- **Website and app data records**:
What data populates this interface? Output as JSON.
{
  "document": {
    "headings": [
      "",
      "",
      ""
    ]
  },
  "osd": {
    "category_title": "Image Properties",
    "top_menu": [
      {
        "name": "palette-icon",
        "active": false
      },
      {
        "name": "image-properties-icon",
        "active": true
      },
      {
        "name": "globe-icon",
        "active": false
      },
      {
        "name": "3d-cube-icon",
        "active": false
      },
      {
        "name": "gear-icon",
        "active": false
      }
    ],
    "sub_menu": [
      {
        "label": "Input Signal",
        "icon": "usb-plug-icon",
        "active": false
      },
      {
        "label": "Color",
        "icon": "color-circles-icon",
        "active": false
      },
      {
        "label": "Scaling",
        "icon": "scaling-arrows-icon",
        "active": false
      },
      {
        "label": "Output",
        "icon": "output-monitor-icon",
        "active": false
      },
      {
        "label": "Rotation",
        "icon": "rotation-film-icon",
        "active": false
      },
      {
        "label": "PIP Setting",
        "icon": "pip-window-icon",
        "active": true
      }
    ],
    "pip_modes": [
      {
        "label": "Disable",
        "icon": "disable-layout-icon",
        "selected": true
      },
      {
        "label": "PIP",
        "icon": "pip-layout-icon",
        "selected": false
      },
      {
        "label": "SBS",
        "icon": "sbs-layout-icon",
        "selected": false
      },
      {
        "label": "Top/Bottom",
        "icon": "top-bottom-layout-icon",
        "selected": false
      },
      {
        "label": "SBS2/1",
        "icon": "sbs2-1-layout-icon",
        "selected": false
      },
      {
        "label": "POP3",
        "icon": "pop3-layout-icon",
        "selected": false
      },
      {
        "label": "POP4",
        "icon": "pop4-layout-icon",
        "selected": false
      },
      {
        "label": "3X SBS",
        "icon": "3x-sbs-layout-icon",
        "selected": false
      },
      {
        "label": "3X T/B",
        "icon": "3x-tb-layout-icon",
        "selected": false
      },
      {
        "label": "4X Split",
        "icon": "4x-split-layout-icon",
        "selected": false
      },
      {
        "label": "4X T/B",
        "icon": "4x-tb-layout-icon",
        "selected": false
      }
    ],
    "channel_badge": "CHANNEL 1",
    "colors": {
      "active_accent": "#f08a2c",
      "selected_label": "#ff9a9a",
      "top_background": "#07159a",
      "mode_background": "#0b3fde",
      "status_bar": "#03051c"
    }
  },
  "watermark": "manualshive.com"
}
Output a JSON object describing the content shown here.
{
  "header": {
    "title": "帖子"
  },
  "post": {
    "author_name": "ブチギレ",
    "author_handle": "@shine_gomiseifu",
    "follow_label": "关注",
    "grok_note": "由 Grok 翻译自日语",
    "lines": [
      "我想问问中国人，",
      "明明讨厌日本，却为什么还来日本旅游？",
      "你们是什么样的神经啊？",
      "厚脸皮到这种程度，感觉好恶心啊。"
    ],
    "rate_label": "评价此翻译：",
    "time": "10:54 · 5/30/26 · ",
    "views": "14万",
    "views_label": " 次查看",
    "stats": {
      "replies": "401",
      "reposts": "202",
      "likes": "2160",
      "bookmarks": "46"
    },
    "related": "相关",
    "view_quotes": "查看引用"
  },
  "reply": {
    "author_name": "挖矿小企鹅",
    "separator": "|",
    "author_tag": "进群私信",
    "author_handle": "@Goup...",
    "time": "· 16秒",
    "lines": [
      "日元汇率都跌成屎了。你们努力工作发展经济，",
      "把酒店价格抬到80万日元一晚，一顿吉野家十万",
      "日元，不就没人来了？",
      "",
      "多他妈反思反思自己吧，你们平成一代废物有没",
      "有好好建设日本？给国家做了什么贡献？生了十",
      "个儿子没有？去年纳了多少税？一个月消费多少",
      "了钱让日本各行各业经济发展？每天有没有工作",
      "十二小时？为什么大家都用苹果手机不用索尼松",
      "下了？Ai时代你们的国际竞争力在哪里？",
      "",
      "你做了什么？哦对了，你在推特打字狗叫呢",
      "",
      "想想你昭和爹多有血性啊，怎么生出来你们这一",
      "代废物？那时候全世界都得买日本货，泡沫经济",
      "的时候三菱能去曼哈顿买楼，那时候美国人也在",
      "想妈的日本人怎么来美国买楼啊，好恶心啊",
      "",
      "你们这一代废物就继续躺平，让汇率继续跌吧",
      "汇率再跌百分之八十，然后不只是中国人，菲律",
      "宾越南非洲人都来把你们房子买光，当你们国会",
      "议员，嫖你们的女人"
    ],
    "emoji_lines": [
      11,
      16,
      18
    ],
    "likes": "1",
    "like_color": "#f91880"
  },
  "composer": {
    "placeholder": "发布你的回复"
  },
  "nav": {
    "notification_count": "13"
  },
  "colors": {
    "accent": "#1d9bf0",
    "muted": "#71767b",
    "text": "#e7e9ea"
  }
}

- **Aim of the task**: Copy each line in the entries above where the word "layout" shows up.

- **Answer to the exercise**:
        "icon": "disable-layout-icon",
        "icon": "pip-layout-icon",
        "icon": "sbs-layout-icon",
        "icon": "top-bottom-layout-icon",
        "icon": "sbs2-1-layout-icon",
        "icon": "pop3-layout-icon",
        "icon": "pop4-layout-icon",
        "icon": "3x-sbs-layout-icon",
        "icon": "3x-tb-layout-icon",
        "icon": "4x-split-layout-icon",
        "icon": "4x-tb-layout-icon",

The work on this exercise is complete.